** Opening GIVEN RECORDS block **

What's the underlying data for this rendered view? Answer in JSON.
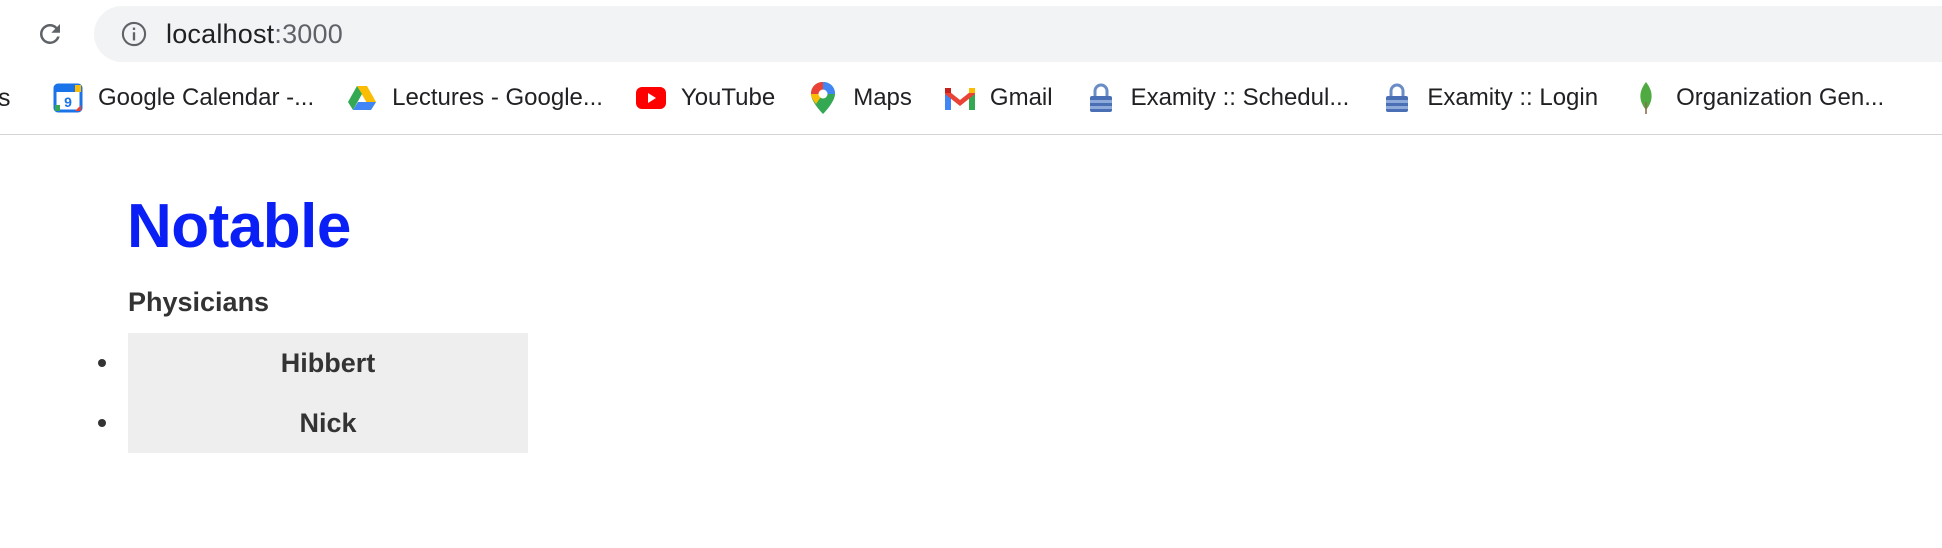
{
  "browser": {
    "url_host": "localhost",
    "url_port": ":3000",
    "bookmarks_clipped_prefix": "s",
    "bookmarks": [
      {
        "label": "Google Calendar -...",
        "icon": "google-calendar-icon"
      },
      {
        "label": "Lectures - Google...",
        "icon": "google-drive-icon"
      },
      {
        "label": "YouTube",
        "icon": "youtube-icon"
      },
      {
        "label": "Maps",
        "icon": "google-maps-icon"
      },
      {
        "label": "Gmail",
        "icon": "gmail-icon"
      },
      {
        "label": "Examity :: Schedul...",
        "icon": "lock-icon"
      },
      {
        "label": "Examity :: Login",
        "icon": "lock-icon"
      },
      {
        "label": "Organization Gen...",
        "icon": "mongodb-leaf-icon"
      }
    ]
  },
  "page": {
    "title": "Notable",
    "section_heading": "Physicians",
    "physicians": [
      "Hibbert",
      "Nick"
    ]
  },
  "colors": {
    "title": "#0a1ff5",
    "list_background": "#eeeeee",
    "text": "#333333"
  }
}
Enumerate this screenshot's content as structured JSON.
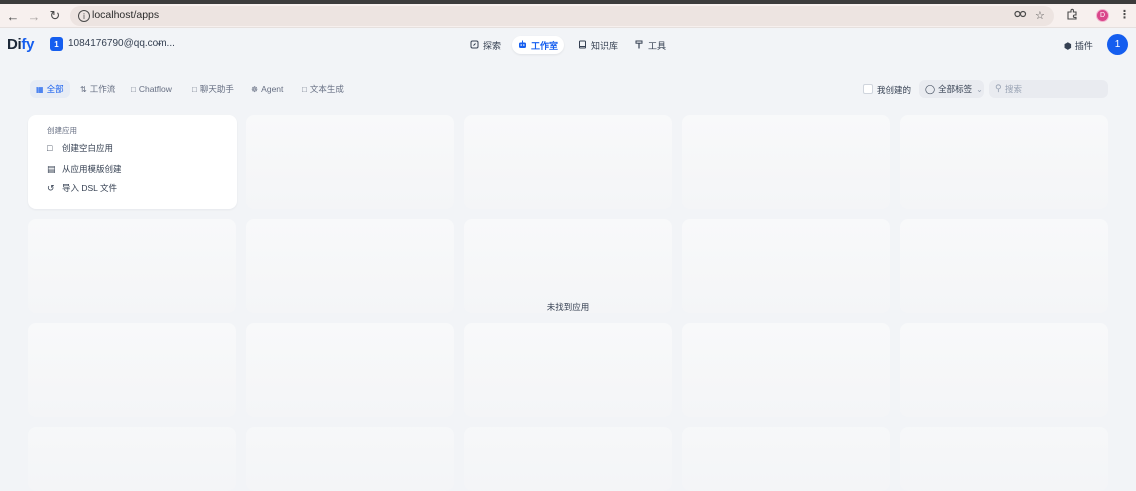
{
  "browser": {
    "url": "localhost/apps",
    "profile_initial": "D",
    "icons": [
      "back-icon",
      "forward-icon",
      "reload-icon",
      "site-info-icon",
      "password-key-icon",
      "bookmark-star-icon",
      "extensions-icon",
      "menu-dots-icon"
    ]
  },
  "header": {
    "logo_main": "Di",
    "logo_accent": "fy",
    "workspace_initial": "1",
    "workspace_name": "1084176790@qq.com...",
    "nav": [
      {
        "label": "探索",
        "icon": "compass-icon"
      },
      {
        "label": "工作室",
        "icon": "robot-icon"
      },
      {
        "label": "知识库",
        "icon": "book-icon"
      },
      {
        "label": "工具",
        "icon": "hammer-icon"
      }
    ],
    "active_nav": "工作室",
    "plugins_label": "插件",
    "user_initial": "1"
  },
  "filters": {
    "tabs": [
      {
        "label": "全部",
        "icon": "grid-icon"
      },
      {
        "label": "工作流",
        "icon": "workflow-icon"
      },
      {
        "label": "Chatflow",
        "icon": "chatflow-icon"
      },
      {
        "label": "聊天助手",
        "icon": "chat-icon"
      },
      {
        "label": "Agent",
        "icon": "agent-icon"
      },
      {
        "label": "文本生成",
        "icon": "doc-icon"
      }
    ],
    "active_tab": "全部",
    "mine_label": "我创建的",
    "mine_checked": false,
    "tag_label": "全部标签",
    "search_placeholder": "搜索"
  },
  "create_app": {
    "title": "创建应用",
    "items": [
      {
        "label": "创建空白应用",
        "icon": "new-file-icon"
      },
      {
        "label": "从应用模版创建",
        "icon": "template-icon"
      },
      {
        "label": "导入 DSL 文件",
        "icon": "import-icon"
      }
    ]
  },
  "empty_message": "未找到应用",
  "colors": {
    "accent": "#155eef",
    "page_bg": "#f2f4f7",
    "text": "#354052",
    "profile": "#d9468a"
  }
}
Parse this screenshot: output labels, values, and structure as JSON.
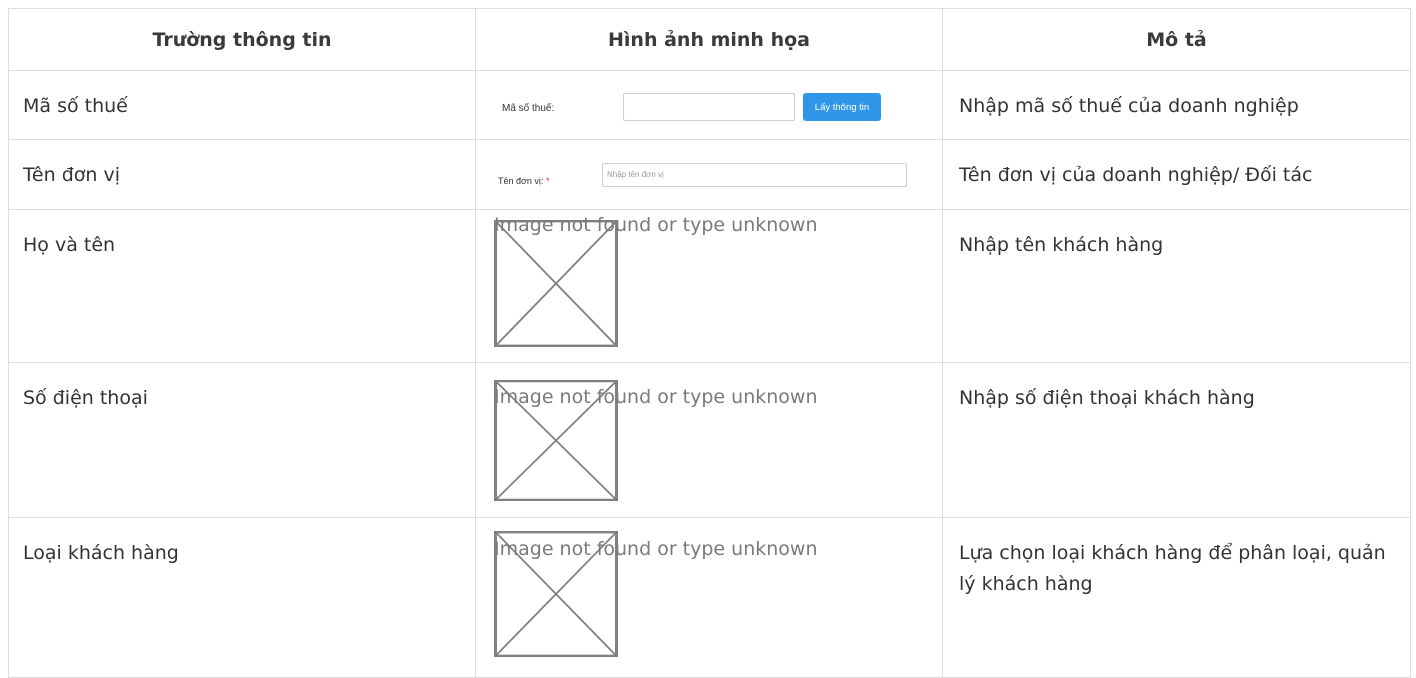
{
  "table": {
    "headers": [
      "Trường thông tin",
      "Hình ảnh minh họa",
      "Mô tả"
    ],
    "rows": [
      {
        "field": "Mã số thuế",
        "illustration": {
          "label": "Mã số thuế:",
          "button": "Lấy thông tin"
        },
        "description": "Nhập mã số thuế của doanh nghiệp"
      },
      {
        "field": "Tên đơn vị",
        "illustration": {
          "label": "Tên đơn vị:",
          "required_mark": "*",
          "placeholder": "Nhập tên đơn vị"
        },
        "description": "Tên đơn vị của doanh nghiệp/ Đối tác"
      },
      {
        "field": "Họ và tên",
        "illustration": {
          "broken_image_text": "Image not found or type unknown"
        },
        "description": "Nhập tên khách hàng"
      },
      {
        "field": "Số điện thoại",
        "illustration": {
          "broken_image_text": "Image not found or type unknown"
        },
        "description": "Nhập số điện thoại khách hàng"
      },
      {
        "field": "Loại khách hàng",
        "illustration": {
          "broken_image_text": "Image not found or type unknown"
        },
        "description": "Lựa chọn loại khách hàng để phân loại, quản lý khách hàng"
      }
    ]
  }
}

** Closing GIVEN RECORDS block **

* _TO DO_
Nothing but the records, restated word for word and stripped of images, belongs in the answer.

* _OUTPUT OF THE EXERCISE_
What's the underlying data for this rendered view? Answer in JSON.
{
  "browser": {
    "url_host": "localhost",
    "url_port": ":3000",
    "bookmarks_clipped_prefix": "s",
    "bookmarks": [
      {
        "label": "Google Calendar -...",
        "icon": "google-calendar-icon"
      },
      {
        "label": "Lectures - Google...",
        "icon": "google-drive-icon"
      },
      {
        "label": "YouTube",
        "icon": "youtube-icon"
      },
      {
        "label": "Maps",
        "icon": "google-maps-icon"
      },
      {
        "label": "Gmail",
        "icon": "gmail-icon"
      },
      {
        "label": "Examity :: Schedul...",
        "icon": "lock-icon"
      },
      {
        "label": "Examity :: Login",
        "icon": "lock-icon"
      },
      {
        "label": "Organization Gen...",
        "icon": "mongodb-leaf-icon"
      }
    ]
  },
  "page": {
    "title": "Notable",
    "section_heading": "Physicians",
    "physicians": [
      "Hibbert",
      "Nick"
    ]
  },
  "colors": {
    "title": "#0a1ff5",
    "list_background": "#eeeeee",
    "text": "#333333"
  }
}
Enumerate this screenshot's content as structured JSON.
{
  "browser": {
    "url": "localhost/apps",
    "profile_initial": "D",
    "icons": [
      "back-icon",
      "forward-icon",
      "reload-icon",
      "site-info-icon",
      "password-key-icon",
      "bookmark-star-icon",
      "extensions-icon",
      "menu-dots-icon"
    ]
  },
  "header": {
    "logo_main": "Di",
    "logo_accent": "fy",
    "workspace_initial": "1",
    "workspace_name": "1084176790@qq.com...",
    "nav": [
      {
        "label": "探索",
        "icon": "compass-icon"
      },
      {
        "label": "工作室",
        "icon": "robot-icon"
      },
      {
        "label": "知识库",
        "icon": "book-icon"
      },
      {
        "label": "工具",
        "icon": "hammer-icon"
      }
    ],
    "active_nav": "工作室",
    "plugins_label": "插件",
    "user_initial": "1"
  },
  "filters": {
    "tabs": [
      {
        "label": "全部",
        "icon": "grid-icon"
      },
      {
        "label": "工作流",
        "icon": "workflow-icon"
      },
      {
        "label": "Chatflow",
        "icon": "chatflow-icon"
      },
      {
        "label": "聊天助手",
        "icon": "chat-icon"
      },
      {
        "label": "Agent",
        "icon": "agent-icon"
      },
      {
        "label": "文本生成",
        "icon": "doc-icon"
      }
    ],
    "active_tab": "全部",
    "mine_label": "我创建的",
    "mine_checked": false,
    "tag_label": "全部标签",
    "search_placeholder": "搜索"
  },
  "create_app": {
    "title": "创建应用",
    "items": [
      {
        "label": "创建空白应用",
        "icon": "new-file-icon"
      },
      {
        "label": "从应用模版创建",
        "icon": "template-icon"
      },
      {
        "label": "导入 DSL 文件",
        "icon": "import-icon"
      }
    ]
  },
  "empty_message": "未找到应用",
  "colors": {
    "accent": "#155eef",
    "page_bg": "#f2f4f7",
    "text": "#354052",
    "profile": "#d9468a"
  }
}
Parse this screenshot: output labels, values, and structure as JSON.
{
  "table": {
    "headers": [
      "Trường thông tin",
      "Hình ảnh minh họa",
      "Mô tả"
    ],
    "rows": [
      {
        "field": "Mã số thuế",
        "illustration": {
          "label": "Mã số thuế:",
          "button": "Lấy thông tin"
        },
        "description": "Nhập mã số thuế của doanh nghiệp"
      },
      {
        "field": "Tên đơn vị",
        "illustration": {
          "label": "Tên đơn vị:",
          "required_mark": "*",
          "placeholder": "Nhập tên đơn vị"
        },
        "description": "Tên đơn vị của doanh nghiệp/ Đối tác"
      },
      {
        "field": "Họ và tên",
        "illustration": {
          "broken_image_text": "Image not found or type unknown"
        },
        "description": "Nhập tên khách hàng"
      },
      {
        "field": "Số điện thoại",
        "illustration": {
          "broken_image_text": "Image not found or type unknown"
        },
        "description": "Nhập số điện thoại khách hàng"
      },
      {
        "field": "Loại khách hàng",
        "illustration": {
          "broken_image_text": "Image not found or type unknown"
        },
        "description": "Lựa chọn loại khách hàng để phân loại, quản lý khách hàng"
      }
    ]
  }
}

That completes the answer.